In the article on climate science that I discussed in my two previous posts, William Nordhaus writes:
I believe the opposite of what the sixteen claim to be true: dissident voices and new theories are encouraged because they are critical to sharpening our analysis.
I have no expertise in climate science but I have spent my life in academia. To judge by my experience, he is describing how it should work but not how it does work.
Academics have three ways of gaining income and status in their profession. One is by being hired by a university, preferably a top university, preferably with tenure. A second is by publishing articles in journals, preferably top journals. A third is by publishing original work that the rest of their profession finds convincing. What are the implications for each of being a dissident, someone who rejects the current orthodoxy in one's field?

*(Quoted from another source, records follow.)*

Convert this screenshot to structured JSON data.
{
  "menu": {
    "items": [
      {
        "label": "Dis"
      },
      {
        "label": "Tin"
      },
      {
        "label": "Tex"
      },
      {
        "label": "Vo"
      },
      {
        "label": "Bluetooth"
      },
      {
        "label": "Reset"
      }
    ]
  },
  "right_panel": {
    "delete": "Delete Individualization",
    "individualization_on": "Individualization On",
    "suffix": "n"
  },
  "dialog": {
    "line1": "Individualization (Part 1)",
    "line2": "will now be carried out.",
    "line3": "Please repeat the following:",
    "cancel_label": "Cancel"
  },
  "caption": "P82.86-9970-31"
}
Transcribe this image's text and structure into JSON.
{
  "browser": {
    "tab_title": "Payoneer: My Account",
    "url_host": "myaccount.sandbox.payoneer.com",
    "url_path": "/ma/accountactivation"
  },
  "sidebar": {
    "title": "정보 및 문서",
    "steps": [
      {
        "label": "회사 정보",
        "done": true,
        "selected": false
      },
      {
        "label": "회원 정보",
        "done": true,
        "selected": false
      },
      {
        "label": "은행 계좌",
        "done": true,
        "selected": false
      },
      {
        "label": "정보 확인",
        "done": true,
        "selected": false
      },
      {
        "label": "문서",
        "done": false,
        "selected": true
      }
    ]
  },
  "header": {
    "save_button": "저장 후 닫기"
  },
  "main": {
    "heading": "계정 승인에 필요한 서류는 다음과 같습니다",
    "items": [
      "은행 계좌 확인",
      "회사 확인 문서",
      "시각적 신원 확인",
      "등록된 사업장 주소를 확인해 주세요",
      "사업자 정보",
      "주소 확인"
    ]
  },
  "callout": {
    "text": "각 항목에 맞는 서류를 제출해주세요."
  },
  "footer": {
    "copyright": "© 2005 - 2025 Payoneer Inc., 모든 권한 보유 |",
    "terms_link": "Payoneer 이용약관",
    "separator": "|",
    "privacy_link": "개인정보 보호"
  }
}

Hiring and promotion decisions are made by the senior faculty members, who mostly subscribe to the orthodoxy—that, after all, is what it means for a view to be orthodoxy. From the standpoint of the people deciding the dissident's fate, he is someone who has rejected truth in favor of error—not a job qualification. If sufficiently able he may overcome that handicap by persuading them that he is brilliant, technically able, unusually hard working. But it will not be easy.
Much the same applies to the second route to success. The articles he submits will be reviewed by other people in his field. They too are likely to subscribe to the orthodoxy he rejects. Here again, the situation is not hopeless. If an article is sufficiently brilliant, the reviewer may conclude that it is worth publishing even if wrong. He may even be convinced that it is right. But that is not the way to bet. Most of us are more open minded in theory than in practice.
It is only with regard to the third route that being a dissident can be an advantage. Work that supports what everyone else already believes may get you hired and published, but work that offers convincing arguments against the accepted view and for an alternative attracts more attention, not all of it hostile. It may make you the leader of a new school of thought within your field. It may even win you a Nobel prize.
In order to achieve that sort of success, however, you have to get your work published. It also helps if you are offering your arguments from the pulpit provided by a tenured position at a top university. Those are conditions that the dissident may have trouble satisfying. I am not arguing that new views can never replace old—obviously they sometimes do. But the situation as I have observed it is the precise opposite of the rosy picture offered by Nordhaus.
So much for theory—what about evidence?
In an earlier post, I offered an example of how dissident views are treated in practice, a prominent university that pushed out three different academics, two of them economists, because of their unconventional views—views for which all three later received Nobel prizes. In the case of the economists we know it was deliberate because the document saying so, written by the department chairman responsible, was carelessly passed on to a later chairman with different views.
For a second piece of evidence, I offer a story. It comes from Leo Rosten, an author who was a friend of my parents. It probably dates from sometime in the late fifties or early sixties.
One one occasion, Leo asked an MIT economist about minimum wage laws and got the conventional answer—that they reduce employment opportunities for unskilled workers by pushing up the cost of hiring them. He asked if that was the view of most economists and was told that it was. He asked why, in that case, economists did not make an effort to inform the public of the problem.
"I guess we're afraid of sounding as if we agree with Milton Friedman."
I cannot prove that the story is true, but after fifty some years in academia from freshman on it strikes me as a good deal more plausible than Professor Nordhaus' rosy view.